Gravity Movie Review

Not since Stanley Kubrick’s 2001 A Space Odyssey and The Right Stuff has there been a more convincingly effective film about space and the true dangers of space travel than in Alfonso Cuaron’s masterpiece, Gravity. The film has been praised by just about everybody that has seen it, as one of, if not the very best film of 2013. It is definitely in the top five of my list. It tells a rather simple story of a group of astronauts in space repairing their shuttle when to their horror a Russian satellite showers space debris on them while they are out of the shuttle. The Russians have apparently shot one of their own satellites out of the cosmos because it has stopped working.  Dr. Ryan Stone (Sandra Bullock) becomes unattached from the shuttle and the commander named Matt Kowlaski tries to get her back to the shuttle. There is more to the story but I will not ruin it for the viewers. The less you know the better.
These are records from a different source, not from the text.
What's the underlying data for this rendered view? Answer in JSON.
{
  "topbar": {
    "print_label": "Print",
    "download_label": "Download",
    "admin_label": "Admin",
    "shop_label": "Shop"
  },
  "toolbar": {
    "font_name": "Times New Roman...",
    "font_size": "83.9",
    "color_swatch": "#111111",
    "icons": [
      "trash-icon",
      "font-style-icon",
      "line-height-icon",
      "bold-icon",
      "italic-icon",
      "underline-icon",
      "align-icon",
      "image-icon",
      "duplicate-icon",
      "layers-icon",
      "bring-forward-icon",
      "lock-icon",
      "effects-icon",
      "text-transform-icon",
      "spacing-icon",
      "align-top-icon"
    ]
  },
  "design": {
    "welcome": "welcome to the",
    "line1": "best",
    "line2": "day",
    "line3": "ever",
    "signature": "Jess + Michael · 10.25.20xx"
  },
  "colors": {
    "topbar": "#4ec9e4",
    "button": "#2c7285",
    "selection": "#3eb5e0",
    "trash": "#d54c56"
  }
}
   Gravity is told in real time at 90 minutes, because that is the amount of time it takes for the space station (shuttle) and the space debris to orbit the Earth. As most people know there is virtually no sound in space and, as the film opens we are told it can be as cold as minus 158 degrees below zero (or even worse).  Most of the rest of them film for the most part is as accurate as director Cuaron can make it. Sound is muffled since there is virtually no sound in space because there is no oxygen. Some of the sounds in the film were added to give the film some scope, but VERY few. Cauron, cinematographer Emmanuel Lubezki and visual effects supervisor Tim Webber have gone to great pains to make Gravity as authentic as possible and it shows. Gravity is a film that I watched with my mouth open through a great number of scenes. It is shockingly terrifying in its story and you will be stunned that anyone could make it through this scenario and keep their wits about them. Most of us (most definitely myself included) would be in panic mode.  But Gravity shows that the astronauts are well trained and expect the very worst, but hope for the best. The script by Alfonso and his son Jonas Cuaron is a thoughtful one. The characters are not superheroes but real people and whatever issues they have within their own lives is played out very subtlety and is never overdone. The acting and writing are simpatico in Gravity which gives the story more potency and Sandra Bullock as Dr. Ryan Stone gives an Oscar caliber performance. She is a strong woman but is not above showing her frailty, and George Clooney provides some swagger as the commander of the shuttle. Which brings me to the score by Steven Price. English composer, Price provides an elegantly powerful score that is mostly electronic but it is one worthy of an Oscar. I put the “but” in there because the Academy seems to frown on scores that are mostly electronic opting for the big, sweeping Orchestral soundtracks (I love all kinds).  The last score to win the Oscar was Vangelis for Chariots of Fire from 1981 (unless someone knows something different). Mr. Price is a relative newcomer to scoring big feature films but his score is simply beautiful. It is music that you can listen to even without the film and is worth purchasing from any retailer that has it.  Gravity has generated a lot of Oscar buzz and with good reason. It is a fantastic film that will leave you in awe both technically and as entertainment. I spent most of the time with my hand over my mouth or wincing, seeing how far the film would push the viewer into watching and it is a literal, edge of your seat thriller. Hopefully, the Academy will see it the same way next March (Oscar night).